→ What needs to be done
Without the images, repeat every line of the listing exactly.

→ The records
++++++++++
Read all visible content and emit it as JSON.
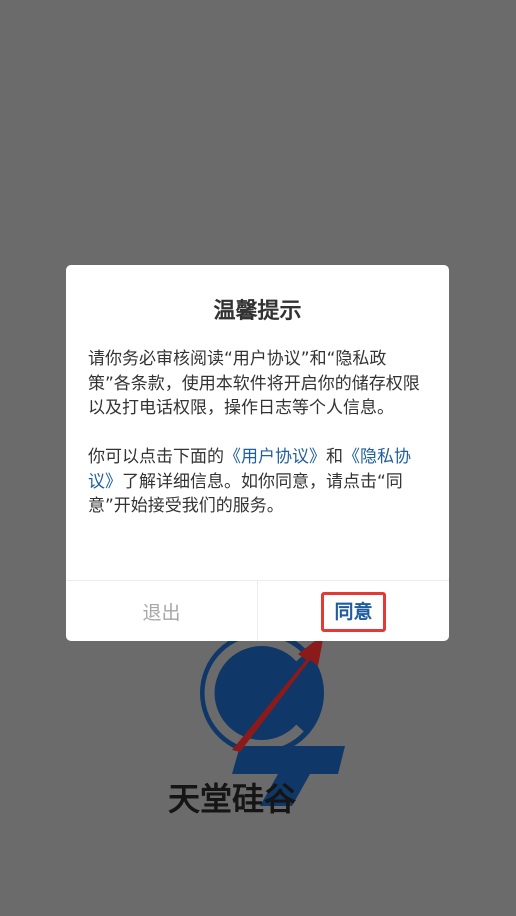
{
  "dialog": {
    "title": "温馨提示",
    "para1": "请你务必审核阅读“用户协议”和“隐私政策”各条款，使用本软件将开启你的储存权限以及打电话权限，操作日志等个人信息。",
    "para2_prefix": "你可以点击下面的",
    "link_user": "《用户协议》",
    "para2_and": "和",
    "link_privacy": "《隐私协议》",
    "para2_suffix": "了解详细信息。如你同意，请点击“同意”开始接受我们的服务。",
    "exit_label": "退出",
    "agree_label": "同意"
  },
  "logo": {
    "text": "天堂硅谷"
  },
  "colors": {
    "overlay": "#6b6b6b",
    "link": "#1f5fa0",
    "agree": "#1e5c9e",
    "exit": "#a7a7a7",
    "highlight": "#e53935",
    "arrow": "#8b1a1a"
  }
}
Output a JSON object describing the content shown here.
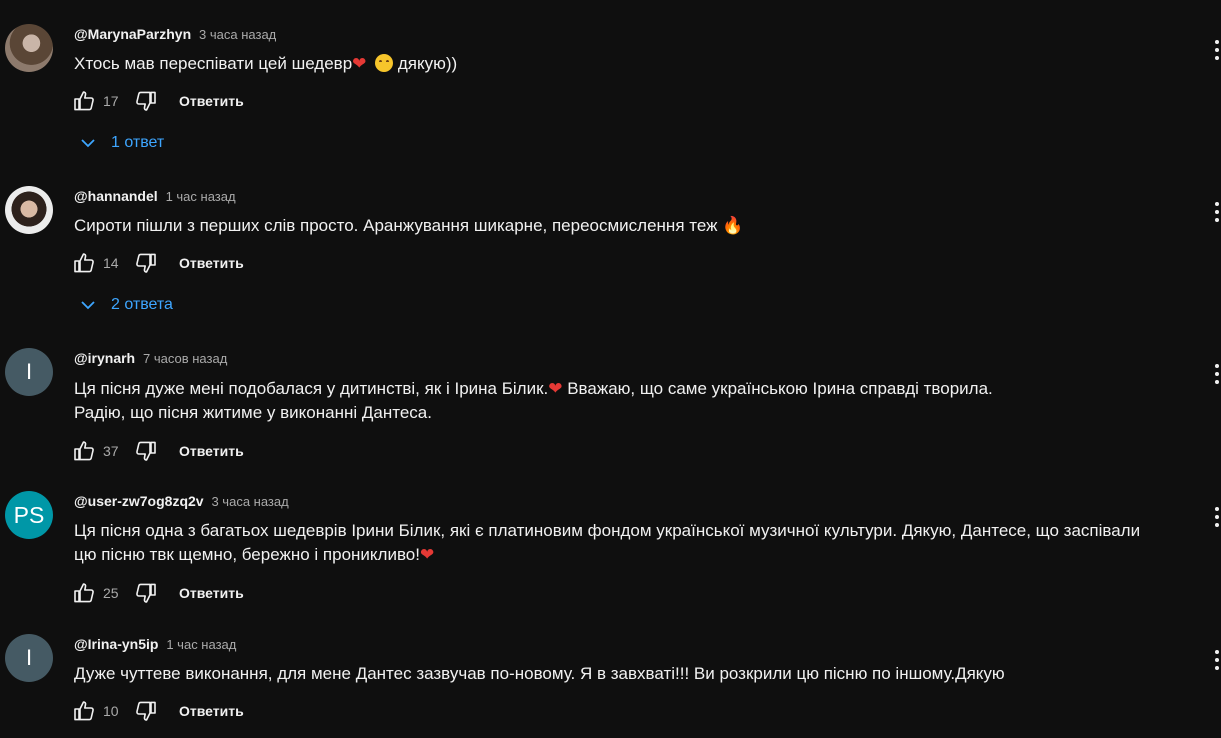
{
  "comments": [
    {
      "author": "@MarynaParzhyn",
      "time": "3 часа назад",
      "lines": [
        "Хтось мав переспівати цей шедевр❤️ 😊  дякую))"
      ],
      "likes": "17",
      "reply_label": "Ответить",
      "replies_label": "1 ответ"
    },
    {
      "author": "@hannandel",
      "time": "1 час назад",
      "lines": [
        "Сироти пішли з перших слів просто. Аранжування шикарне, переосмислення теж 🔥"
      ],
      "likes": "14",
      "reply_label": "Ответить",
      "replies_label": "2 ответа"
    },
    {
      "author": "@irynarh",
      "time": "7 часов назад",
      "avatar_letter": "I",
      "lines": [
        "Ця пісня дуже мені подобалася у дитинстві, як і Ірина Білик.❤️  Вважаю, що саме українською Ірина справді творила.",
        "Радію, що пісня житиме у виконанні Дантеса."
      ],
      "likes": "37",
      "reply_label": "Ответить"
    },
    {
      "author": "@user-zw7og8zq2v",
      "time": "3 часа назад",
      "avatar_letter": "PS",
      "lines": [
        "Ця пісня одна з багатьох шедеврів Ірини Білик, які є платиновим фондом української музичної культури. Дякую, Дантесе, що заспівали",
        "цю пісню твк щемно, бережно і проникливо!❤️"
      ],
      "likes": "25",
      "reply_label": "Ответить"
    },
    {
      "author": "@Irina-yn5ip",
      "time": "1 час назад",
      "avatar_letter": "I",
      "lines": [
        "Дуже чуттеве виконання, для  мене Дантес зазвучав по-новому. Я в завхваті!!! Ви розкрили цю пісню по іншому.Дякую"
      ],
      "likes": "10",
      "reply_label": "Ответить"
    }
  ],
  "colors": {
    "background": "#0f0f0f",
    "text": "#f1f1f1",
    "secondary": "#aaaaaa",
    "link": "#3ea6ff",
    "avatar_i": "#455a64",
    "avatar_ps": "#0097a7"
  },
  "icons": [
    "thumb-up-icon",
    "thumb-down-icon",
    "chevron-down-icon",
    "more-vert-icon"
  ]
}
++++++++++
→ Response area
Read all visible content and emit it as JSON.
{
  "dialog": {
    "title": "温馨提示",
    "para1": "请你务必审核阅读“用户协议”和“隐私政策”各条款，使用本软件将开启你的储存权限以及打电话权限，操作日志等个人信息。",
    "para2_prefix": "你可以点击下面的",
    "link_user": "《用户协议》",
    "para2_and": "和",
    "link_privacy": "《隐私协议》",
    "para2_suffix": "了解详细信息。如你同意，请点击“同意”开始接受我们的服务。",
    "exit_label": "退出",
    "agree_label": "同意"
  },
  "logo": {
    "text": "天堂硅谷"
  },
  "colors": {
    "overlay": "#6b6b6b",
    "link": "#1f5fa0",
    "agree": "#1e5c9e",
    "exit": "#a7a7a7",
    "highlight": "#e53935",
    "arrow": "#8b1a1a"
  }
}
Output a JSON object describing the content shown here.
{
  "comments": [
    {
      "author": "@MarynaParzhyn",
      "time": "3 часа назад",
      "lines": [
        "Хтось мав переспівати цей шедевр❤️ 😊  дякую))"
      ],
      "likes": "17",
      "reply_label": "Ответить",
      "replies_label": "1 ответ"
    },
    {
      "author": "@hannandel",
      "time": "1 час назад",
      "lines": [
        "Сироти пішли з перших слів просто. Аранжування шикарне, переосмислення теж 🔥"
      ],
      "likes": "14",
      "reply_label": "Ответить",
      "replies_label": "2 ответа"
    },
    {
      "author": "@irynarh",
      "time": "7 часов назад",
      "avatar_letter": "I",
      "lines": [
        "Ця пісня дуже мені подобалася у дитинстві, як і Ірина Білик.❤️  Вважаю, що саме українською Ірина справді творила.",
        "Радію, що пісня житиме у виконанні Дантеса."
      ],
      "likes": "37",
      "reply_label": "Ответить"
    },
    {
      "author": "@user-zw7og8zq2v",
      "time": "3 часа назад",
      "avatar_letter": "PS",
      "lines": [
        "Ця пісня одна з багатьох шедеврів Ірини Білик, які є платиновим фондом української музичної культури. Дякую, Дантесе, що заспівали",
        "цю пісню твк щемно, бережно і проникливо!❤️"
      ],
      "likes": "25",
      "reply_label": "Ответить"
    },
    {
      "author": "@Irina-yn5ip",
      "time": "1 час назад",
      "avatar_letter": "I",
      "lines": [
        "Дуже чуттеве виконання, для  мене Дантес зазвучав по-новому. Я в завхваті!!! Ви розкрили цю пісню по іншому.Дякую"
      ],
      "likes": "10",
      "reply_label": "Ответить"
    }
  ],
  "colors": {
    "background": "#0f0f0f",
    "text": "#f1f1f1",
    "secondary": "#aaaaaa",
    "link": "#3ea6ff",
    "avatar_i": "#455a64",
    "avatar_ps": "#0097a7"
  },
  "icons": [
    "thumb-up-icon",
    "thumb-down-icon",
    "chevron-down-icon",
    "more-vert-icon"
  ]
}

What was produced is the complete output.